#### Items listed in a dataset:

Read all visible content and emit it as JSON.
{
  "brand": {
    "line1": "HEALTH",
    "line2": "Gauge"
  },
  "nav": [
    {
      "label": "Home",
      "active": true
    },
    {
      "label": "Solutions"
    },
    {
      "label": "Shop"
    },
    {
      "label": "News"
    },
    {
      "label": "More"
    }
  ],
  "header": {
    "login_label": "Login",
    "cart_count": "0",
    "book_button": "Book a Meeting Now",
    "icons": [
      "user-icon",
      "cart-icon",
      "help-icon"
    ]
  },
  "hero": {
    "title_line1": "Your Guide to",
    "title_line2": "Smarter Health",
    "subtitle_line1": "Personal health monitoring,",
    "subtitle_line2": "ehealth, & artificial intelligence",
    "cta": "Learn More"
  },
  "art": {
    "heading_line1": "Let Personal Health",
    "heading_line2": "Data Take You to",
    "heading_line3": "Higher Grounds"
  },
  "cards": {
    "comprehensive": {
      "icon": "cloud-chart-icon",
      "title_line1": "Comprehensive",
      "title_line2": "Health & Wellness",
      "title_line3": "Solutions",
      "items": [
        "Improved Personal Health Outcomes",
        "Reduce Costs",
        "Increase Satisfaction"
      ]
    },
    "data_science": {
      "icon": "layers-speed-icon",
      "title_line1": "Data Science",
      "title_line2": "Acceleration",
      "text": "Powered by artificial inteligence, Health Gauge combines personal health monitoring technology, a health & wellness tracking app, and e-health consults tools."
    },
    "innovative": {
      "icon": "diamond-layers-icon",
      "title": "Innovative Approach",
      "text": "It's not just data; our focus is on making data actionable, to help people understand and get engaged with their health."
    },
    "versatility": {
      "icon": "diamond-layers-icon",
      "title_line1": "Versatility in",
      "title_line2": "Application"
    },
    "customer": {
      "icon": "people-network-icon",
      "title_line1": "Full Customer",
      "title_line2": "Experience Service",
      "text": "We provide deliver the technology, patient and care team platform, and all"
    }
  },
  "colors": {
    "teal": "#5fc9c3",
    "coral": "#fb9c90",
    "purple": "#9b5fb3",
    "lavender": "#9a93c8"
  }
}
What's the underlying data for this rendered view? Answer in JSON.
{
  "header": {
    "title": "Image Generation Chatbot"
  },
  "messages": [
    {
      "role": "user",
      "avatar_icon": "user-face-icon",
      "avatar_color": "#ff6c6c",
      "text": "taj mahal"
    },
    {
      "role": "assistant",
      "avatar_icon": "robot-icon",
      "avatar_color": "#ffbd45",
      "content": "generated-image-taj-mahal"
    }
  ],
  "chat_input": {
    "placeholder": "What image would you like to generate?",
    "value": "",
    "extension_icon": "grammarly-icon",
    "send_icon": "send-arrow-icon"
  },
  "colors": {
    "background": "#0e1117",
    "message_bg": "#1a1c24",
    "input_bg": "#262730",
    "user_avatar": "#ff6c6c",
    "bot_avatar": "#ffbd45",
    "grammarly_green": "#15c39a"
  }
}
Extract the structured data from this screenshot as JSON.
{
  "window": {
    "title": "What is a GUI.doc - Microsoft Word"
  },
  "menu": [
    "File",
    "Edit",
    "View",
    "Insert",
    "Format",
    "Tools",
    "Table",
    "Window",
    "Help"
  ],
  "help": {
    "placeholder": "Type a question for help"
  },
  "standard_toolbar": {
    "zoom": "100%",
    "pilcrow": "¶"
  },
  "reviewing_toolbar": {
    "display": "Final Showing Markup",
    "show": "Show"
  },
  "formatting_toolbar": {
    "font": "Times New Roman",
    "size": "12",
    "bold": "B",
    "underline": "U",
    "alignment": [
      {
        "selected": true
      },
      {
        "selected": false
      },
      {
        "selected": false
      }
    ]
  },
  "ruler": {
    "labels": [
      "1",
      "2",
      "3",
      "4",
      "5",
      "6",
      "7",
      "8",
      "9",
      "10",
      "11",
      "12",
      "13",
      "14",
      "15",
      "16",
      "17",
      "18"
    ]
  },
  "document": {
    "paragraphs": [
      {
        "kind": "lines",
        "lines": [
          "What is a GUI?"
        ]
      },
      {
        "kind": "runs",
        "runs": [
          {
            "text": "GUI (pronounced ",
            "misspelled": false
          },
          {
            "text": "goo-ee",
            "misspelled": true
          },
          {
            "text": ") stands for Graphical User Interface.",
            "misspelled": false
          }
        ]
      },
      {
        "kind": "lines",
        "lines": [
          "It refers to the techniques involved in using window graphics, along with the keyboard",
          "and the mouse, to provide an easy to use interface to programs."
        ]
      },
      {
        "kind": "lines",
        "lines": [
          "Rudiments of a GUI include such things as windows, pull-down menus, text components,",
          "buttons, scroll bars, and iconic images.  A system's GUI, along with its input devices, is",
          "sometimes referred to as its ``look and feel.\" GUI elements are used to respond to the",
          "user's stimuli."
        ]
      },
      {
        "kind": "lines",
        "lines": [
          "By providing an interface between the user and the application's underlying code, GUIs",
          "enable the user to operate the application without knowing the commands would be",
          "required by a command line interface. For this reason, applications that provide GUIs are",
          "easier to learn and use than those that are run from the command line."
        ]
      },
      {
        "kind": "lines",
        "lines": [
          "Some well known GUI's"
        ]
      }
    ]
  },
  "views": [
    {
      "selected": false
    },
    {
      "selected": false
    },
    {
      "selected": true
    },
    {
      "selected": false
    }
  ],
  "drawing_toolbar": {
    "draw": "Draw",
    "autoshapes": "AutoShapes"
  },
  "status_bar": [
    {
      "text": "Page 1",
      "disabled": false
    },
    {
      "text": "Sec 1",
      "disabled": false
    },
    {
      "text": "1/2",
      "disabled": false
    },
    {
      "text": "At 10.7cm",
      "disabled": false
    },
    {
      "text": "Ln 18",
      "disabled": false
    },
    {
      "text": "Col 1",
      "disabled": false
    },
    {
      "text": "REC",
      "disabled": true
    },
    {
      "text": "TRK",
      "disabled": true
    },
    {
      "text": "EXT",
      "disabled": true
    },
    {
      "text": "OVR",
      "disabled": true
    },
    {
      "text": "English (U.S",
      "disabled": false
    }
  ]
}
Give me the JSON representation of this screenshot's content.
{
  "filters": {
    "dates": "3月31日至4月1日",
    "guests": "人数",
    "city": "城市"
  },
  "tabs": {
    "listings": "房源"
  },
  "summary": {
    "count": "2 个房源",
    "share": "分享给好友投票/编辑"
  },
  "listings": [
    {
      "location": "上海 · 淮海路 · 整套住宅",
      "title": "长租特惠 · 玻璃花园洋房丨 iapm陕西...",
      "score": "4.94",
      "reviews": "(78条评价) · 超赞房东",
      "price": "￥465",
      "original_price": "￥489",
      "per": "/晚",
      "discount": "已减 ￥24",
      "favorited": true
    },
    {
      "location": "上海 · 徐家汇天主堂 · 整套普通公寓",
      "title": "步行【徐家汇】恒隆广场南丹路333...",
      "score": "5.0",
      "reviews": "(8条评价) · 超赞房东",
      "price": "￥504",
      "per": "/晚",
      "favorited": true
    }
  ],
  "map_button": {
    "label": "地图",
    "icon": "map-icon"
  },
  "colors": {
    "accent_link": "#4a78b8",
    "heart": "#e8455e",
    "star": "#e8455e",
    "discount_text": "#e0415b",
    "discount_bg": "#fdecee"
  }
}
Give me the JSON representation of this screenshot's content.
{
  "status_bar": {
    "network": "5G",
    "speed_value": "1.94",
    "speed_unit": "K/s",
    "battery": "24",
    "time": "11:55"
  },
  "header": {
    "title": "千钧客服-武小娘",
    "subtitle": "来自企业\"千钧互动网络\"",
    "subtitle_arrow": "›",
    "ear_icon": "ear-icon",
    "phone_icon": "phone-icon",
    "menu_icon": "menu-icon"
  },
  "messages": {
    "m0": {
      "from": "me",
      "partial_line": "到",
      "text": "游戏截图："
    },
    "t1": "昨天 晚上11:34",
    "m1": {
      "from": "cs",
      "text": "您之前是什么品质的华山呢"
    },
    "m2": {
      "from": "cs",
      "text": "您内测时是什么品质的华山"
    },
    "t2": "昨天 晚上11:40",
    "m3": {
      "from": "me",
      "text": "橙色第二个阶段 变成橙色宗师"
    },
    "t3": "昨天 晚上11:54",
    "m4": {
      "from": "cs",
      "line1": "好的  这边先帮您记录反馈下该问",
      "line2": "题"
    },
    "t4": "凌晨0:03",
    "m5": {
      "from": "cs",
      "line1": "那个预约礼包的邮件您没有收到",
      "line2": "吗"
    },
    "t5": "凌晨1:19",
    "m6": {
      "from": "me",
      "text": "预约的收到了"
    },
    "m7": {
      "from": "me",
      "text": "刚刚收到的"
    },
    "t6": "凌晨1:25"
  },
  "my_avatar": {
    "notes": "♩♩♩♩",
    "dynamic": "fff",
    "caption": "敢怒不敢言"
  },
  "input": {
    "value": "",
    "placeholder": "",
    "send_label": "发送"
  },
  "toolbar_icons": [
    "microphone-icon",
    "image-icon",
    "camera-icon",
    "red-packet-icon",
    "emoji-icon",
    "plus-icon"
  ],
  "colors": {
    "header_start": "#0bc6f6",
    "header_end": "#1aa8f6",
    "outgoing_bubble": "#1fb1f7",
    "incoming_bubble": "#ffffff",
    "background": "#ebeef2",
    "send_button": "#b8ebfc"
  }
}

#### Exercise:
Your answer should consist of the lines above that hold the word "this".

#### Task output:
What's the underlying data for this rendered view? Answer in JSON.
Extract the structured data from this screenshot as JSON.
          "required by a command line interface. For this reason, applications that provide GUIs are",
Give me the JSON representation of this screenshot's content.
Give me the JSON representation of this screenshot's content.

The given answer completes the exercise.